*SOURCE RECORDS*
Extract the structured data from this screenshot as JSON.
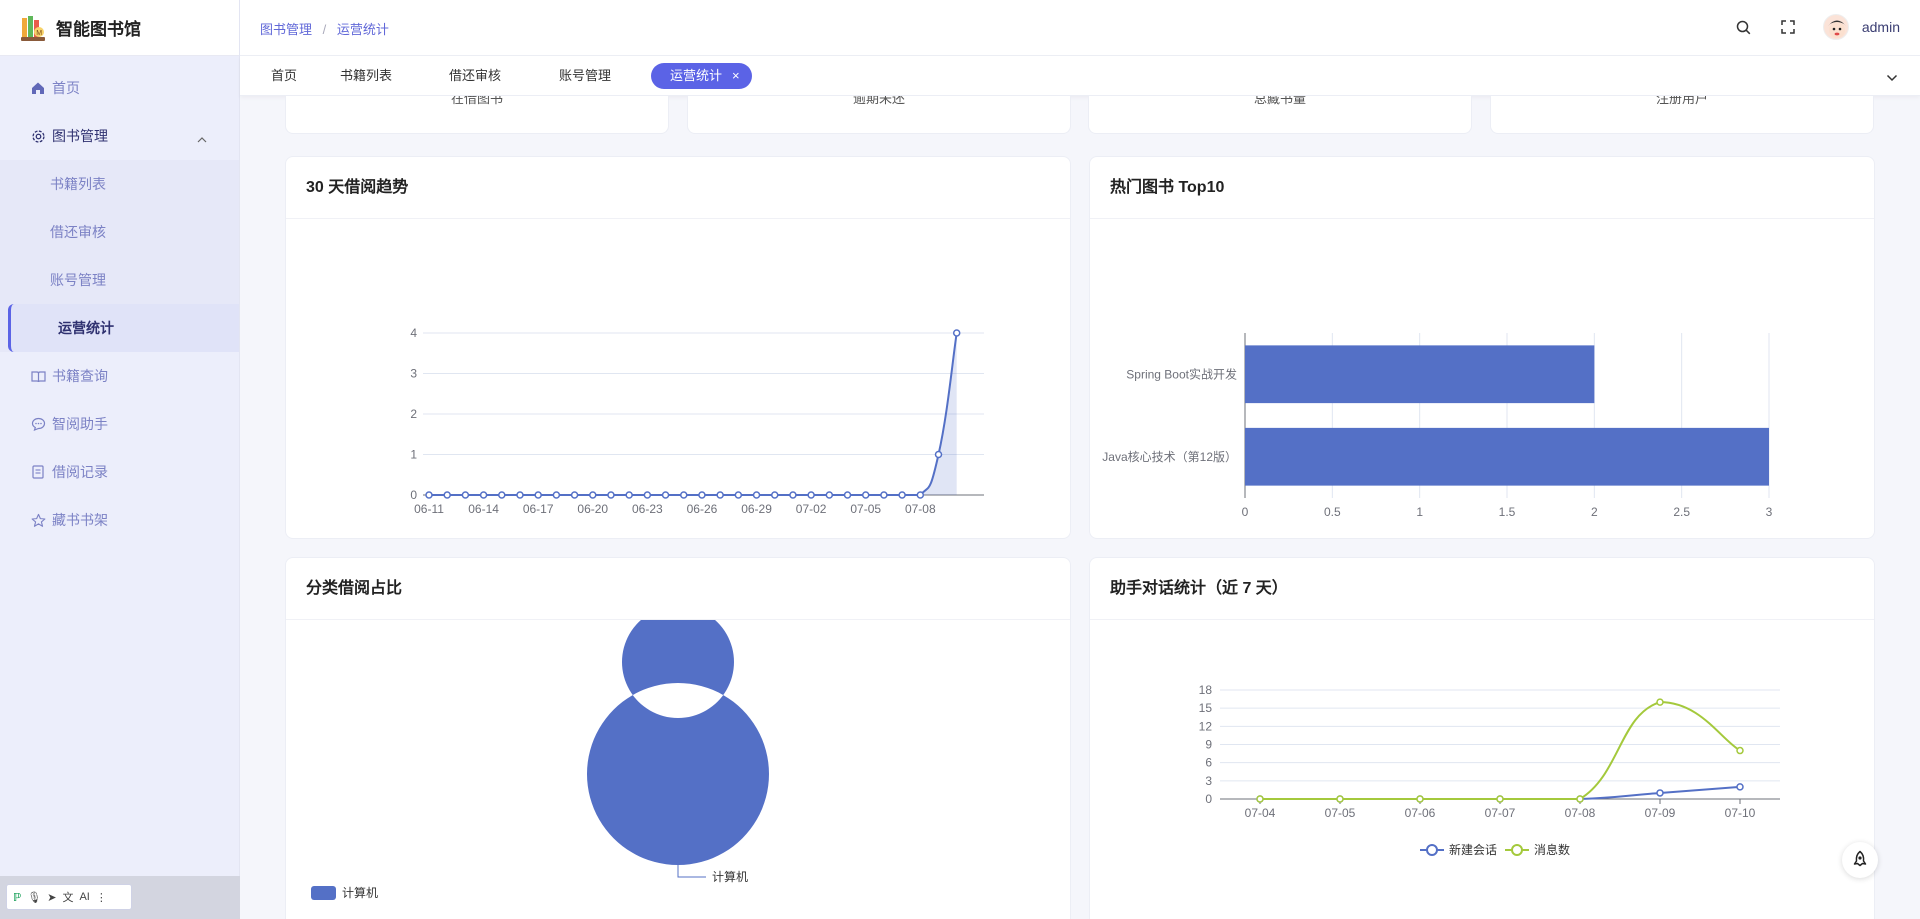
{
  "brand": {
    "title": "智能图书馆"
  },
  "sidebar": {
    "home": "首页",
    "group": "图书管理",
    "sub": [
      "书籍列表",
      "借还审核",
      "账号管理",
      "运营统计"
    ],
    "items": [
      "书籍查询",
      "智阅助手",
      "借阅记录",
      "藏书书架"
    ]
  },
  "ime": {
    "label": "AI"
  },
  "header": {
    "breadcrumb": [
      "图书管理",
      "运营统计"
    ],
    "username": "admin"
  },
  "tabs": [
    "首页",
    "书籍列表",
    "借还审核",
    "账号管理",
    "运营统计"
  ],
  "stats": [
    "在借图书",
    "逾期未还",
    "总藏书量",
    "注册用户"
  ],
  "panels": {
    "trend": "30 天借阅趋势",
    "top10": "热门图书 Top10",
    "category": "分类借阅占比",
    "assistant": "助手对话统计（近 7 天）"
  },
  "colors": {
    "accent": "#5b63e6",
    "series_blue": "#5470c6",
    "series_green": "#a4c93c"
  },
  "chart_data": [
    {
      "type": "area",
      "title": "30 天借阅趋势",
      "x": [
        "06-11",
        "06-12",
        "06-13",
        "06-14",
        "06-15",
        "06-16",
        "06-17",
        "06-18",
        "06-19",
        "06-20",
        "06-21",
        "06-22",
        "06-23",
        "06-24",
        "06-25",
        "06-26",
        "06-27",
        "06-28",
        "06-29",
        "06-30",
        "07-01",
        "07-02",
        "07-03",
        "07-04",
        "07-05",
        "07-06",
        "07-07",
        "07-08",
        "07-09",
        "07-10"
      ],
      "x_tick_labels": [
        "06-11",
        "06-14",
        "06-17",
        "06-20",
        "06-23",
        "06-26",
        "06-29",
        "07-02",
        "07-05",
        "07-08"
      ],
      "values": [
        0,
        0,
        0,
        0,
        0,
        0,
        0,
        0,
        0,
        0,
        0,
        0,
        0,
        0,
        0,
        0,
        0,
        0,
        0,
        0,
        0,
        0,
        0,
        0,
        0,
        0,
        0,
        0,
        1,
        4
      ],
      "ylim": [
        0,
        4
      ],
      "yticks": [
        0,
        1,
        2,
        3,
        4
      ]
    },
    {
      "type": "bar",
      "orientation": "horizontal",
      "title": "热门图书 Top10",
      "categories": [
        "Java核心技术（第12版）",
        "Spring Boot实战开发"
      ],
      "values": [
        3,
        2
      ],
      "xlim": [
        0,
        3
      ],
      "xticks": [
        "0",
        "0.5",
        "1",
        "1.5",
        "2",
        "2.5",
        "3"
      ]
    },
    {
      "type": "pie",
      "title": "分类借阅占比",
      "slices": [
        {
          "name": "计算机",
          "value": 1
        }
      ],
      "legend": [
        "计算机"
      ]
    },
    {
      "type": "line",
      "title": "助手对话统计（近 7 天）",
      "categories": [
        "07-04",
        "07-05",
        "07-06",
        "07-07",
        "07-08",
        "07-09",
        "07-10"
      ],
      "series": [
        {
          "name": "新建会话",
          "values": [
            0,
            0,
            0,
            0,
            0,
            1,
            2
          ]
        },
        {
          "name": "消息数",
          "values": [
            0,
            0,
            0,
            0,
            0,
            16,
            8
          ]
        }
      ],
      "ylim": [
        0,
        18
      ],
      "yticks": [
        0,
        3,
        6,
        9,
        12,
        15,
        18
      ],
      "legend": "bottom-center"
    }
  ]
}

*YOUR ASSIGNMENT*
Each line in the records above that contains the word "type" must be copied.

*EXPECTED ANSWER*
      "type": "area",
      "type": "bar",
      "type": "pie",
      "type": "line",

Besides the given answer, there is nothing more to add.